I confess that my favorite sound in Israel and Palestine is one that we didn’t actually hear—but heard of. It was a crash heard back in 1947, a truly startling sound that continues to reverberate today.
The story goes something like this. Once upon a time about seventy winters ago, three Bedouin goat-herders set off among the caves around Qumran to find a lost goat. As they searched, wind whipped across the cave openings, whistling a forlorn tune on God’s desert flute. One of the men lobbed a rock into a cave hoping to scare up a goat. Instead, he was startled by the sound of pottery shattering. Following his ears, he found bits of ancient text preserved in pots, later called the Dead Sea Scrolls. This turned out to be one of the greatest archeological finds of the twentieth century.
This version of the discovery story echoes Jesus’ parable of the lost sheep:
“And if he finds it, truly I tell you, he is happier about that one sheep than about the ninety-nine that did not wander off.” -Matthew 18:13
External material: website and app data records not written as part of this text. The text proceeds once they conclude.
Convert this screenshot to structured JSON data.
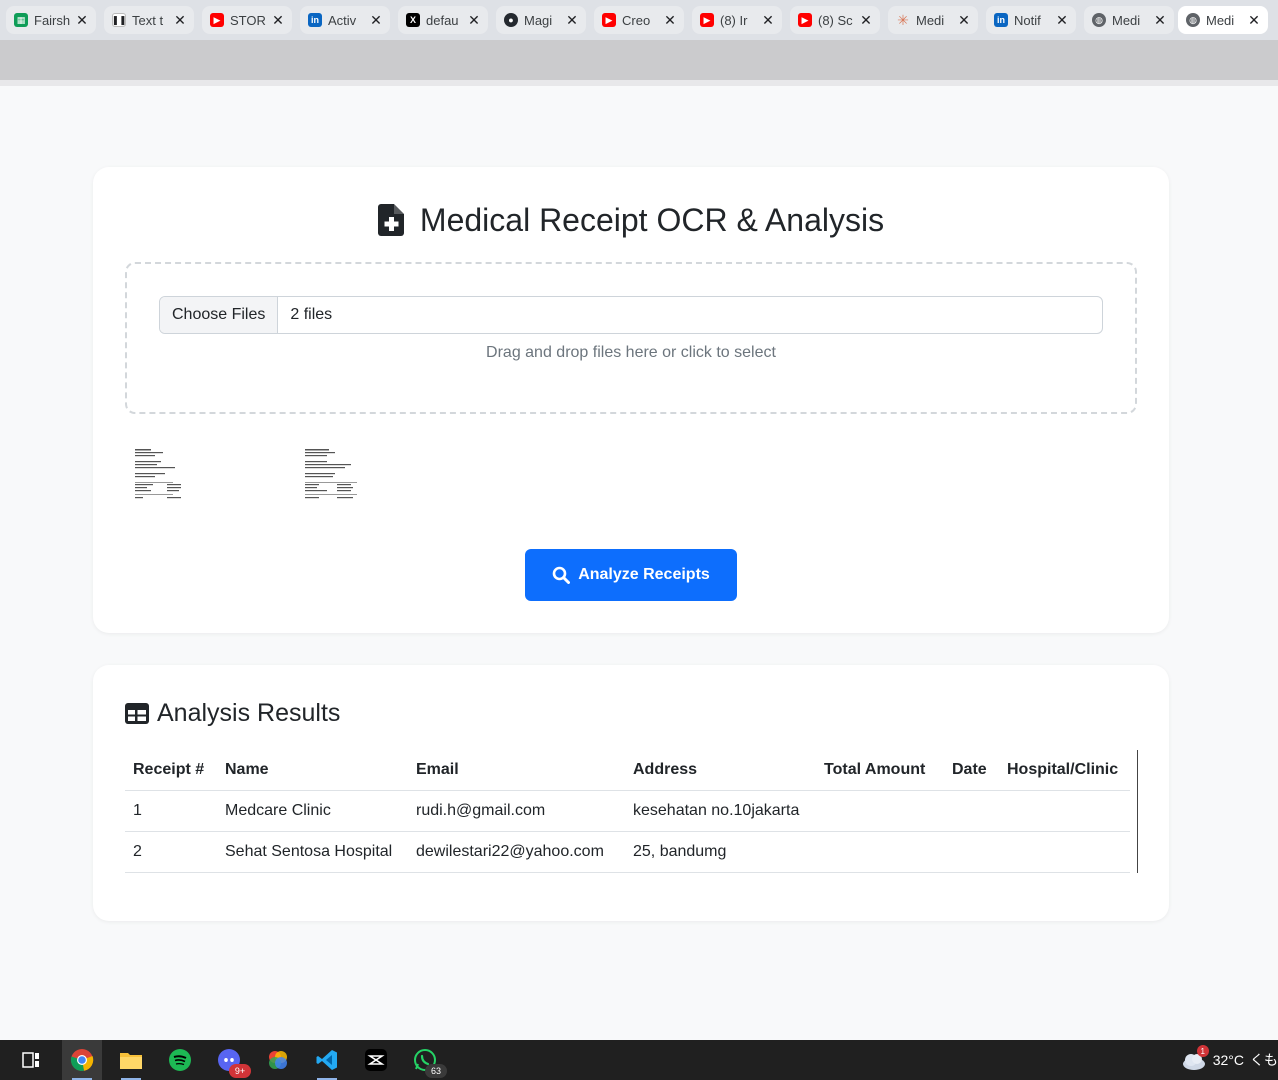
{
  "browser": {
    "tabs": [
      {
        "title": "Fairsh",
        "icon": "sheets-icon",
        "color": "#0f9d58"
      },
      {
        "title": "Text t",
        "icon": "pause-icon",
        "color": "#ffffff"
      },
      {
        "title": "STOR",
        "icon": "youtube-icon",
        "color": "#ff0000"
      },
      {
        "title": "Activ",
        "icon": "linkedin-icon",
        "color": "#0a66c2"
      },
      {
        "title": "defau",
        "icon": "x-icon",
        "color": "#000000"
      },
      {
        "title": "Magi",
        "icon": "github-icon",
        "color": "#24292f"
      },
      {
        "title": "Creo",
        "icon": "youtube-icon",
        "color": "#ff0000"
      },
      {
        "title": "(8) Ir",
        "icon": "youtube-icon",
        "color": "#ff0000"
      },
      {
        "title": "(8) Sc",
        "icon": "youtube-icon",
        "color": "#ff0000"
      },
      {
        "title": "Medi",
        "icon": "claude-icon",
        "color": "#d97757"
      },
      {
        "title": "Notif",
        "icon": "linkedin-icon",
        "color": "#0a66c2"
      },
      {
        "title": "Medi",
        "icon": "globe-icon",
        "color": "#5f6368"
      },
      {
        "title": "Medi",
        "icon": "globe-icon",
        "color": "#5f6368",
        "active": true
      }
    ]
  },
  "upload": {
    "title": "Medical Receipt OCR & Analysis",
    "choose_files_label": "Choose Files",
    "file_count": "2 files",
    "drop_hint": "Drag and drop files here or click to select",
    "analyze_label": "Analyze Receipts"
  },
  "results": {
    "title": "Analysis Results",
    "columns": [
      "Receipt #",
      "Name",
      "Email",
      "Address",
      "Total Amount",
      "Date",
      "Hospital/Clinic"
    ],
    "rows": [
      [
        "1",
        "Medcare Clinic",
        "rudi.h@gmail.com",
        "kesehatan no.10jakarta",
        "",
        "",
        ""
      ],
      [
        "2",
        "Sehat Sentosa Hospital",
        "dewilestari22@yahoo.com",
        "25, bandumg",
        "",
        "",
        ""
      ]
    ]
  },
  "taskbar": {
    "discord_badge": "9+",
    "whatsapp_badge": "63",
    "weather_alert": "1",
    "temperature": "32°C",
    "weather_text": "くも"
  },
  "colors": {
    "primary": "#0d6efd",
    "background": "#f8f9fa",
    "muted_text": "#6c757d"
  }
}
The story’s power is hardly diminished by echoing the gospels, but who knew ancient animal husbandry might still provide inspiration into the twentieth century? I suppose livestock is still worth chasing. That was Jesus’ point—that we’re all sheep, each individually worthy of his pursuit.
Also, when we put ourselves in the goat-herders’ place, the Bedouin discovery story offers a life lesson in serendipitous discovery. The first step is this: follow the goat God gave you. John C. Trever, the first American scholar to see the Dead Sea Scrolls, prescribed his process in these terms: “Let your evidence lead you where it will.” Each of us has a goat—a passion, a project, a desire planted in us—that deserves a good chase.
The next step: once you’ve thrown the rock, listen. Listen, because passive hearing gets you only so far. Listen, because following your goat may entail receptivity to things hidden in caves.
The Bedouin man was hoping to hear a startled goat scamper out of the darkness. What he heard instead astonished him, the sound of pottery breaking—jars of clay holding textual treasures.
God can make noise of things that sit silently for generations. God can reveal things that are hidden and will guide us into all truth. Revelation is the work of God, but receptivity is ours. From hearing to listening to heeding, let us adopt an attitude of receptiveness.
Paul takes up the distinction between hearing and heeding in Romans 10. Here he quotes a snippet of Moses’ late-life pleading with the Israelites after forty rambling years: “The word is near you, in your mouth and in your heart” (Rom. 10:8, Deut. 30:14). Just a few sentences later Paul asserts, “So then faith comes by hearing, and hearing by the word of God” (Rom. 10:17). The mouth—confession—and the heart—belief—are crucial to faith, but the gateway to faith is the ears.
“Have you not heard?”
I learned that part of the inner ear is called the “labyrinth.” Like a winding desert cavern, its name implies a maze wherein hearing might find its way to belief and transformation, but it’s not a straight shot. While Jesus healed those who were literally deaf, Paul pursued those with selective deafness, so to speak. When it comes to faith, we’re all hard of hearing in some way. Sometimes the message gets all turned around inside the maze, dizzy but never returning void.
I wonder, did the Bedouin goat-herder find his goat? Hard to say, but he found something of even greater significance, ancient scraps of Deuteronomy, the Psalms, and Isaiah. Part of the lesson in serendipitous discovery is discerning what’s important.